Why would you want other parts of Thurston County (Lacey, westside Olympia and Tumwater) to become more like downtown Olympia? Because it is more valuable. Way more valuable.
Take two blocks, one nondescript block in downtown Olympia and another out in the westside.
Here’s what you have in downtown Olympia:
These are about as nondescript as you can get in downtown. One story blocks, about six or so businesses. I’m looking only at the north end of this block between Capitol Way and Columbia Street, bounded on the north by 5th Avenue.
Taken together, these businesses cover about 30,000 square feet and pay over $38,000 in property taxes each year.
So, now let’s move to the westside. This building is located at near the end of Harrison before it becomes Mud Bay:
In no way is this a new building. It was built in 1981 and the difference between it and the downtown half block is striking. The newest building in the downtown example dates to 1937. This westside building too is one story, but the lot it is one is dominated by road and parking. It was built in an era we’re still living through when how you’d drive somewhere was the most important aspect in development. The need for parking makes this much larger parcel (at almost 45,000 feet), much less profitable with only $17,000 in property taxes.

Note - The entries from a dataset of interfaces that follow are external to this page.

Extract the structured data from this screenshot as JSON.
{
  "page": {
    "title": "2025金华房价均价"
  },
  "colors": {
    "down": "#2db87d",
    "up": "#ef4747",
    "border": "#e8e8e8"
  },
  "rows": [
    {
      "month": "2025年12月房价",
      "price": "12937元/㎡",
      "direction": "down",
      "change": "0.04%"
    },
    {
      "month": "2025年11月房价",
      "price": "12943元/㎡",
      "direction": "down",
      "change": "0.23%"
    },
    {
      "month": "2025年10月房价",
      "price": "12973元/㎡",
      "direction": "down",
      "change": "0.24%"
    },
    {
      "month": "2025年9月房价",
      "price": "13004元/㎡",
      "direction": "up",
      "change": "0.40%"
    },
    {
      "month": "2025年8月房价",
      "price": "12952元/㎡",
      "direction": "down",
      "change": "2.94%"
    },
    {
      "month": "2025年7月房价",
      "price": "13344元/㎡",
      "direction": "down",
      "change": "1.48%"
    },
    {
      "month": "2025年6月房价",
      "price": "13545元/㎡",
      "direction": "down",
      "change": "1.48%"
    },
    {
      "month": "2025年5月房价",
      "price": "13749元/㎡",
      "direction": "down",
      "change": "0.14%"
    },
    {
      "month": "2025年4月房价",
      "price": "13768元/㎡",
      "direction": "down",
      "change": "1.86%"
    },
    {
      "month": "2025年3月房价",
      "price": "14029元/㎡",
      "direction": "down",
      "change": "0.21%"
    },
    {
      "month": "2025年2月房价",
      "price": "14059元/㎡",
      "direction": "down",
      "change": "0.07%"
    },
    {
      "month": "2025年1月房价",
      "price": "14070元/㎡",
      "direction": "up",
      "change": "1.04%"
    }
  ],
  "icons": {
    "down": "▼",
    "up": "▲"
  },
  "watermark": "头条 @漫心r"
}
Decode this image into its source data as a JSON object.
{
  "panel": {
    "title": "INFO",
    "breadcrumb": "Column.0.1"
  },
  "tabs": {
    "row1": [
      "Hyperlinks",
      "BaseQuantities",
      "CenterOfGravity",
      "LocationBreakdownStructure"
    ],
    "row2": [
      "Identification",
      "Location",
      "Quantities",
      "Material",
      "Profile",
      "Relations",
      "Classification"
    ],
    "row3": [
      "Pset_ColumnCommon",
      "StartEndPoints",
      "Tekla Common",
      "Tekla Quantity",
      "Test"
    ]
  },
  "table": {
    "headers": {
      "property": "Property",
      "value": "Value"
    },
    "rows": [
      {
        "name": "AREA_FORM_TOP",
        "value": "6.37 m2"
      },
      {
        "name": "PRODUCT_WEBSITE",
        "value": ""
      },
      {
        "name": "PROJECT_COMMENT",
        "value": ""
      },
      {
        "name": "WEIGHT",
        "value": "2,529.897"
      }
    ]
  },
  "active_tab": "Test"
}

This is a difference between $1.27 in taxes per square foot and $.37 per square foot. The price of providing space for cars and making neighborhoods unwalkable is real.
Strong Towns writes about this phenomenon, the older “blighted” areas of a community subsidizing the newer, shinier and automobile-centric developments. In the Strong Towns example, a series of closely packed buildings were leveled for a single Taco Johns, which removed much and the economic development from the land and replaced it with parking.
In an area like downtown Olympia, with even more housing coming on top of commercial activity, the need for large empty parking lots becomes less necessary. These aren’t just people orientate places, but they’re more productive by the acre.
And, because even the dense part of downtown Olympia pays property taxes to both the city and the county, everyone benefits from the high density productivity of these blocks.